While there’s always a place for canned lychees (especially in a throwback martini!), they can’t compare to their fresh counterparts. Free from the borderline-cloying sugar syrup that accompanies the canned versions, fresh lychees are super fragrant, have a more distinctive sweet-tart flavor, and boast a crisper texture.
Native to southern China, where they have been grown for 2,000 years, lychees are also now cultivated in the U.S., at farms in Florida, California, Texas, and Hawaii, as well as throughout Asia, Africa, Australia, and parts of South America and Central America. The fruit peaks in May and June in the U.S., but thanks to the different growing seasons in each region, it’s increasingly available year-round.
Look for lychees at Asian or international grocery stores. The fruit is about the size of a ping-pong ball and has a rough, pebbly rind that ranges from reddish pink to bright fuchsia. Be sure to select lychees that are already really colored (the redder the rind, the sweeter the fruit!) because they stop ripening once they've been harvested. Brown spots on the shell are fine as long as the shell is not cracked or shriveled. Fresh lychees have a pale, almost translucent white interior and an inedible dark brown pit at the center.
Lychees can be stored, unpeeled, in the refrigerator for up to two weeks or in the freezer for up to six months. Remove the rind just before eating or using in a recipe. If serving as is, peel from the stem down to keep the lychees whole, or let guests discard the shell themselves. If adding to a dish, peel the fruit, halve lengthwise, and remove the pit before using.
3 Fabulous Fresh Lychee Recipes

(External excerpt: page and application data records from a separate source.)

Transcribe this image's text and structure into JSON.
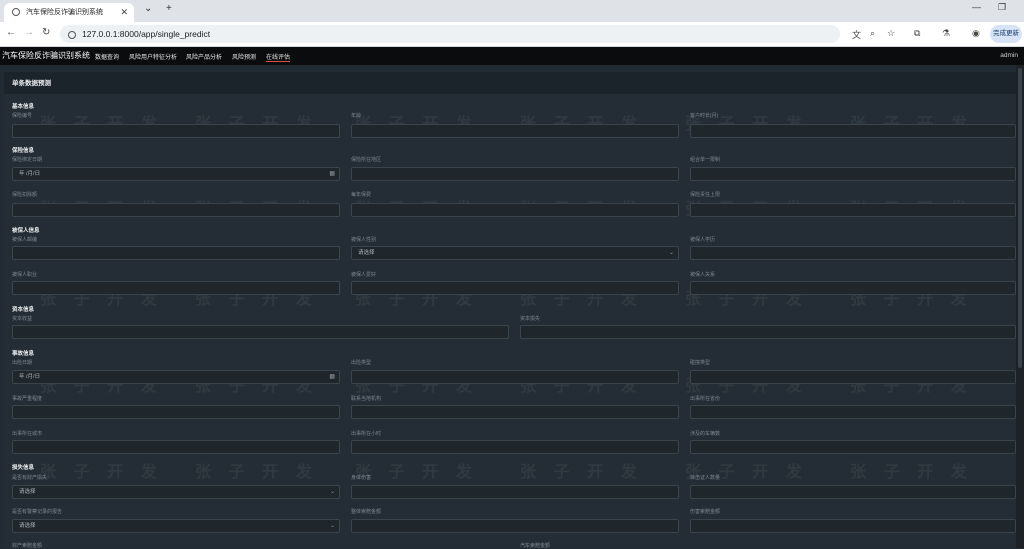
{
  "browser": {
    "tab_title": "汽车保险反诈骗识别系统",
    "url": "127.0.0.1:8000/app/single_predict",
    "update_button": "完成更新"
  },
  "app": {
    "brand": "汽车保险反诈骗识别系统",
    "nav": [
      "数据查询",
      "风险用户特征分析",
      "风险产品分析",
      "风险预测",
      "在线评估"
    ],
    "user": "admin"
  },
  "card": {
    "title": "单条数据预测"
  },
  "sections": {
    "basic": "基本信息",
    "policy": "保险信息",
    "insured": "被保人信息",
    "capital": "资本信息",
    "accident": "事故信息",
    "loss": "损失信息"
  },
  "fields": {
    "policy_no": "保险编号",
    "age": "年龄",
    "customer_months": "客户时长(月)",
    "bind_date": "保险绑定日期",
    "policy_state": "保险所在地区",
    "combined_limit": "组合单一限制",
    "deductible": "保险扣除额",
    "annual_premium": "每年保费",
    "umbrella_limit": "保险责任上限",
    "zip": "被保人邮编",
    "sex": "被保人性别",
    "education": "被保人学历",
    "occupation": "被保人职业",
    "hobby": "被保人爱好",
    "relationship": "被保人关系",
    "capital_gain": "资本收益",
    "capital_loss": "资本损失",
    "incident_date": "出险日期",
    "incident_type": "出险类型",
    "collision_type": "碰撞类型",
    "severity": "事故严重程度",
    "authority": "联系当地机构",
    "incident_state": "出事所在省份",
    "incident_city": "出事所在城市",
    "incident_hour": "出事所在小时",
    "vehicles": "涉及的车辆数",
    "property_damage": "是否有财产损失",
    "bodily_injuries": "身体伤害",
    "witnesses": "目击证人数量",
    "police_report": "是否有警察记录的报告",
    "total_claim": "整体索赔金额",
    "injury_claim": "伤害索赔金额",
    "property_claim": "财产索赔金额",
    "vehicle_claim": "汽车索赔金额"
  },
  "placeholders": {
    "date": "年 /月/日",
    "select": "请选择"
  },
  "watermark": "张 子 开 发"
}
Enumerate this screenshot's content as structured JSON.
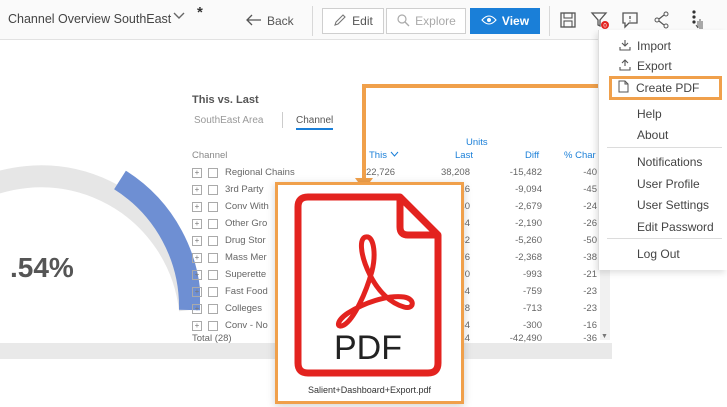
{
  "toolbar": {
    "title": "Channel Overview SouthEast",
    "back_label": "Back",
    "edit_label": "Edit",
    "explore_label": "Explore",
    "view_label": "View",
    "icons": [
      "save-icon",
      "filter-icon",
      "comment-icon",
      "share-icon",
      "more-icon"
    ],
    "accent_color": "#1a7fd8"
  },
  "dashboard": {
    "big_number": ".54%",
    "panel": {
      "title": "This vs. Last",
      "tabs": [
        "SouthEast Area",
        "Channel"
      ],
      "active_tab": "Channel",
      "column_header_group": "Units",
      "columns": [
        "Channel",
        "This",
        "Last",
        "Diff",
        "% Char"
      ],
      "rows": [
        {
          "name": "Regional Chains",
          "this": "22,726",
          "last": "38,208",
          "diff": "-15,482",
          "pct": "-40"
        },
        {
          "name": "3rd Party",
          "this": "",
          "last": "16",
          "diff": "-9,094",
          "pct": "-45"
        },
        {
          "name": "Conv With",
          "this": "",
          "last": "30",
          "diff": "-2,679",
          "pct": "-24"
        },
        {
          "name": "Other Gro",
          "this": "",
          "last": "54",
          "diff": "-2,190",
          "pct": "-26"
        },
        {
          "name": "Drug Stor",
          "this": "",
          "last": "32",
          "diff": "-5,260",
          "pct": "-50"
        },
        {
          "name": "Mass Mer",
          "this": "",
          "last": "76",
          "diff": "-2,368",
          "pct": "-38"
        },
        {
          "name": "Superette",
          "this": "",
          "last": "70",
          "diff": "-993",
          "pct": "-21"
        },
        {
          "name": "Fast Food",
          "this": "",
          "last": "54",
          "diff": "-759",
          "pct": "-23"
        },
        {
          "name": "Colleges",
          "this": "",
          "last": "78",
          "diff": "-713",
          "pct": "-23"
        },
        {
          "name": "Conv - No",
          "this": "",
          "last": "54",
          "diff": "-300",
          "pct": "-16"
        }
      ],
      "total_label": "Total (28)",
      "total_last": "34",
      "total_diff": "-42,490",
      "total_pct": "-36"
    }
  },
  "menu": {
    "items": [
      {
        "label": "Import",
        "icon": "import-icon"
      },
      {
        "label": "Export",
        "icon": "export-icon"
      },
      {
        "label": "Create PDF",
        "icon": "document-icon"
      },
      {
        "label": "Help"
      },
      {
        "label": "About"
      },
      {
        "label": "Notifications"
      },
      {
        "label": "User Profile"
      },
      {
        "label": "User Settings"
      },
      {
        "label": "Edit Password"
      },
      {
        "label": "Log Out"
      }
    ]
  },
  "callout": {
    "pdf_label": "PDF",
    "filename": "Salient+Dashboard+Export.pdf",
    "highlight_color": "#f0a04b",
    "pdf_red": "#e3231f"
  }
}
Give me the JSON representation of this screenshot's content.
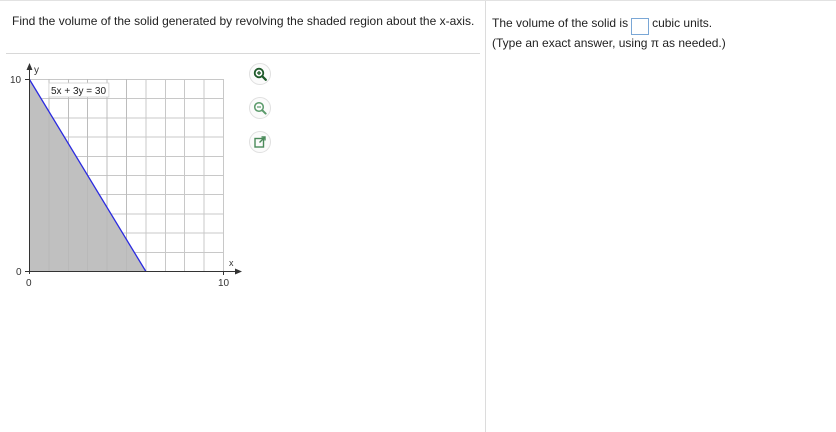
{
  "question": {
    "text": "Find the volume of the solid generated by revolving the shaded region about the x-axis."
  },
  "graph": {
    "equation_label": "5x + 3y = 30",
    "y_axis_label": "y",
    "x_axis_label": "x",
    "y_tick_top": "10",
    "y_tick_zero": "0",
    "x_tick_zero": "0",
    "x_tick_right": "10",
    "x_range": [
      0,
      10
    ],
    "y_range": [
      0,
      10
    ],
    "line_intercepts": {
      "x": 6,
      "y": 10
    },
    "shade_color": "#c0c0c0",
    "line_color": "#2a2ae0",
    "grid_color": "#c8c8c8"
  },
  "tools": {
    "zoom_in": "zoom-in-icon",
    "zoom_out": "zoom-out-icon",
    "popout": "popout-icon"
  },
  "answer": {
    "prefix": "The volume of the solid is",
    "suffix": "cubic units.",
    "input_value": "",
    "hint": "(Type an exact answer, using π as needed.)"
  }
}
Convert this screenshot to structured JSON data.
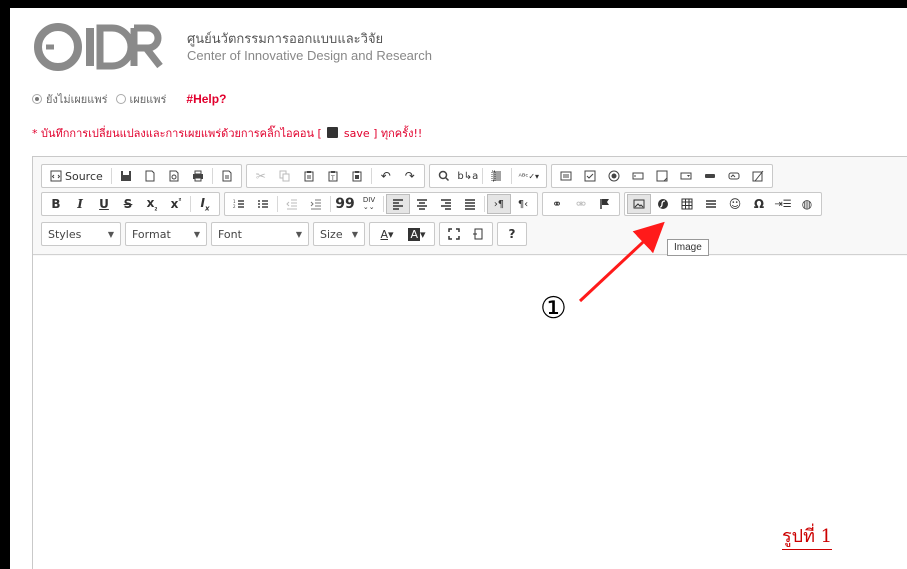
{
  "header": {
    "org_name_th": "ศูนย์นวัตกรรมการออกแบบและวิจัย",
    "org_name_en": "Center of Innovative Design and Research",
    "logo_text": "CIDR"
  },
  "publish": {
    "unpublished_label": "ยังไม่เผยแพร่",
    "published_label": "เผยแพร่",
    "help_link": "#Help?"
  },
  "note": {
    "before": "* บันทึกการเปลี่ยนแปลงและการเผยแพร่ด้วยการคลิ๊กไอคอน [",
    "save_word": "save",
    "after": "] ทุกครั้ง!!"
  },
  "toolbar": {
    "source_label": "Source",
    "styles_label": "Styles",
    "format_label": "Format",
    "font_label": "Font",
    "size_label": "Size",
    "help_symbol": "?"
  },
  "tooltip": {
    "text": "Image"
  },
  "annotation": {
    "step_number": "①",
    "figure_caption": "รูปที่ 1",
    "arrow_color": "#ff1a1a"
  },
  "colors": {
    "accent_red": "#e1002d",
    "toolbar_bg": "#f8f8f8"
  }
}
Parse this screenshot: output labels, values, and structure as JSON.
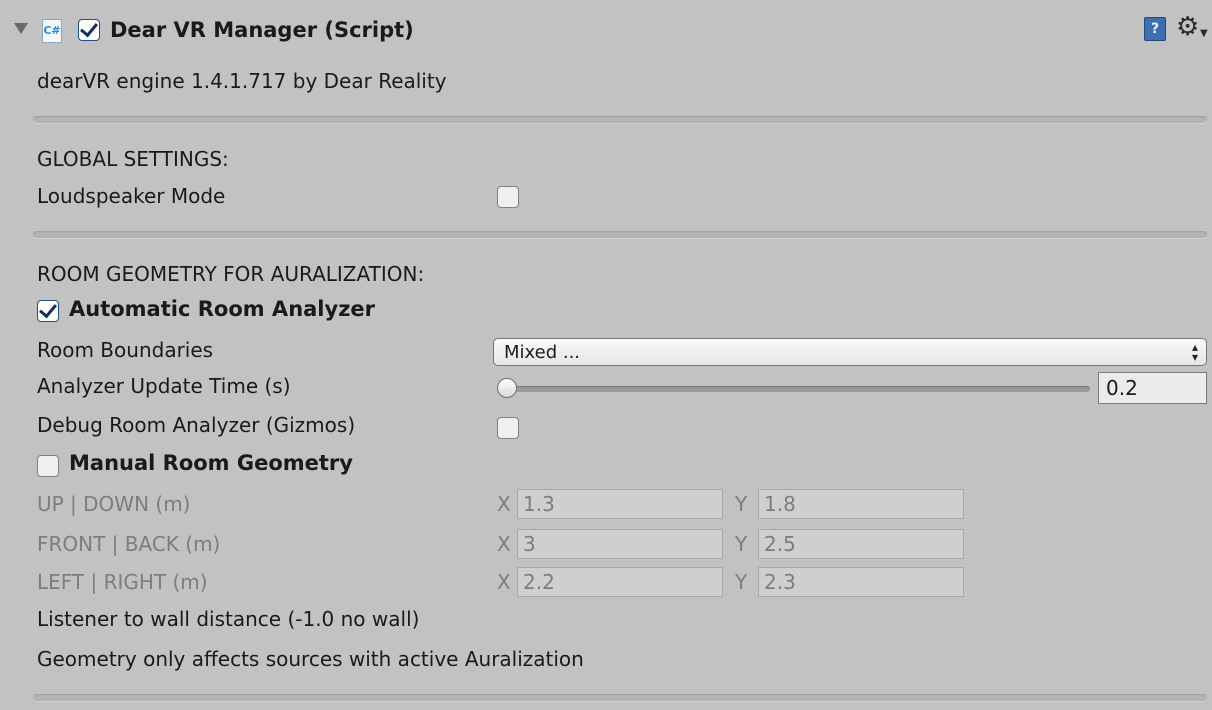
{
  "component": {
    "title": "Dear VR Manager (Script)",
    "enabled": true,
    "script_icon_text": "C#",
    "help_icon_text": "?",
    "gear_icon_text": "⚙"
  },
  "engine_info": "dearVR engine 1.4.1.717 by Dear Reality",
  "global": {
    "heading": "GLOBAL SETTINGS:",
    "loudspeaker_label": "Loudspeaker Mode",
    "loudspeaker_checked": false
  },
  "room": {
    "heading": "ROOM GEOMETRY FOR AURALIZATION:",
    "auto_analyzer_label": "Automatic Room Analyzer",
    "auto_analyzer_checked": true,
    "boundaries_label": "Room Boundaries",
    "boundaries_value": "Mixed ...",
    "update_time_label": "Analyzer Update Time (s)",
    "update_time_value": "0.2",
    "debug_label": "Debug Room Analyzer (Gizmos)",
    "debug_checked": false,
    "manual_label": "Manual Room Geometry",
    "manual_checked": false,
    "up_down": {
      "label": "UP | DOWN (m)",
      "x_label": "X",
      "x": "1.3",
      "y_label": "Y",
      "y": "1.8"
    },
    "front_back": {
      "label": "FRONT | BACK (m)",
      "x_label": "X",
      "x": "3",
      "y_label": "Y",
      "y": "2.5"
    },
    "left_right": {
      "label": "LEFT | RIGHT (m)",
      "x_label": "X",
      "x": "2.2",
      "y_label": "Y",
      "y": "2.3"
    },
    "listener_note": "Listener to wall distance (-1.0 no wall)",
    "geometry_note": "Geometry only affects sources with active Auralization"
  }
}
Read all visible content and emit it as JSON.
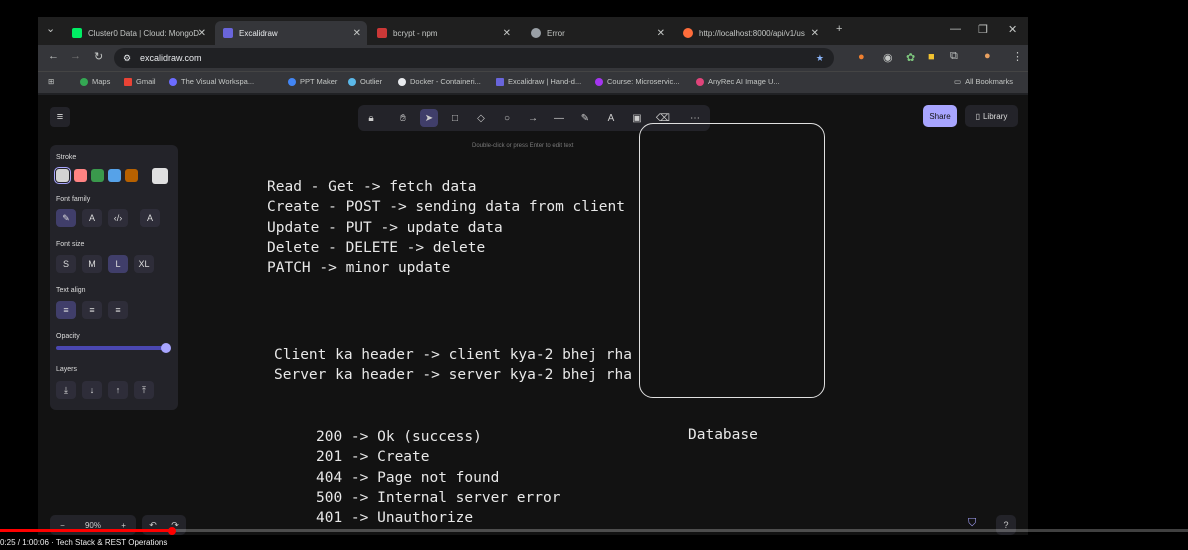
{
  "tabs": [
    {
      "label": "Cluster0 Data | Cloud: MongoD",
      "color": "#00ed64"
    },
    {
      "label": "Excalidraw",
      "color": "#6965db"
    },
    {
      "label": "bcrypt - npm",
      "color": "#cb3837"
    },
    {
      "label": "Error",
      "color": "#9aa0a6"
    },
    {
      "label": "http://localhost:8000/api/v1/us",
      "color": "#ff6d3b"
    }
  ],
  "address": "excalidraw.com",
  "bookmarks": [
    "Maps",
    "Gmail",
    "The Visual Workspa...",
    "PPT Maker",
    "Outlier",
    "Docker - Containeri...",
    "Excalidraw | Hand-d...",
    "Course: Microservic...",
    "AnyRec AI Image U...",
    "All Bookmarks"
  ],
  "hint": "Double-click or press Enter to edit text",
  "share": "Share",
  "library": "Library",
  "panel": {
    "stroke": "Stroke",
    "font_family": "Font family",
    "font_size": "Font size",
    "sizes": [
      "S",
      "M",
      "L",
      "XL"
    ],
    "text_align": "Text align",
    "opacity": "Opacity",
    "layers": "Layers",
    "colors": [
      "#d3d3d3",
      "#ff8383",
      "#3a994c",
      "#56a2e8",
      "#b76100",
      "#e0e0e0"
    ]
  },
  "tool_digits": [
    "1",
    "2",
    "3",
    "4",
    "5",
    "6",
    "7",
    "8",
    "9",
    "0"
  ],
  "text": {
    "crud": [
      "Read - Get -> fetch data",
      "Create - POST -> sending data from client",
      "Update - PUT -> update data",
      "Delete - DELETE -> delete",
      "PATCH -> minor update"
    ],
    "headers": [
      "Client ka header -> client kya-2 bhej rha",
      "Server ka header -> server kya-2 bhej rha"
    ],
    "codes": [
      "200 -> Ok (success)",
      "201 -> Create",
      "404 -> Page not found",
      "500 -> Internal server error",
      "401 -> Unauthorize"
    ],
    "db_label": "Database"
  },
  "zoom": "90%",
  "time": "0:25 / 1:00:06",
  "video_title": "Tech Stack & REST Operations",
  "progress": 0.014
}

Tropical Fruit with Coconut-Pistachio Crunch
Fresh tropical fruit needs little embellishment to shine. Here, lychees are teamed with mangoes, papaya, star fruits, and bananas and served alongside a sweet-and-spicy coconut and pistachio topping that’s baked until golden brown.
Chilled lychees make a simple yet show-stopping dessert when presented on a bed of crushed ice. Add a splash of grapefruit juice to the ice to give it a subtle pale-pink hue.
Lychee and Lemongrass Sorbet
Fresh lychees are amped up with lemon juice and homemade lemongrass syrup in this refreshing four-ingredient sorbet. It makes an excellent palate cleanser or light dessert.
Watch our Kitchen Conundrums expert Thomas Joseph demystify lychees and other tropical fruit, including rambutans, passion fruit, dragon fruit, finger grapes, and sweet sop: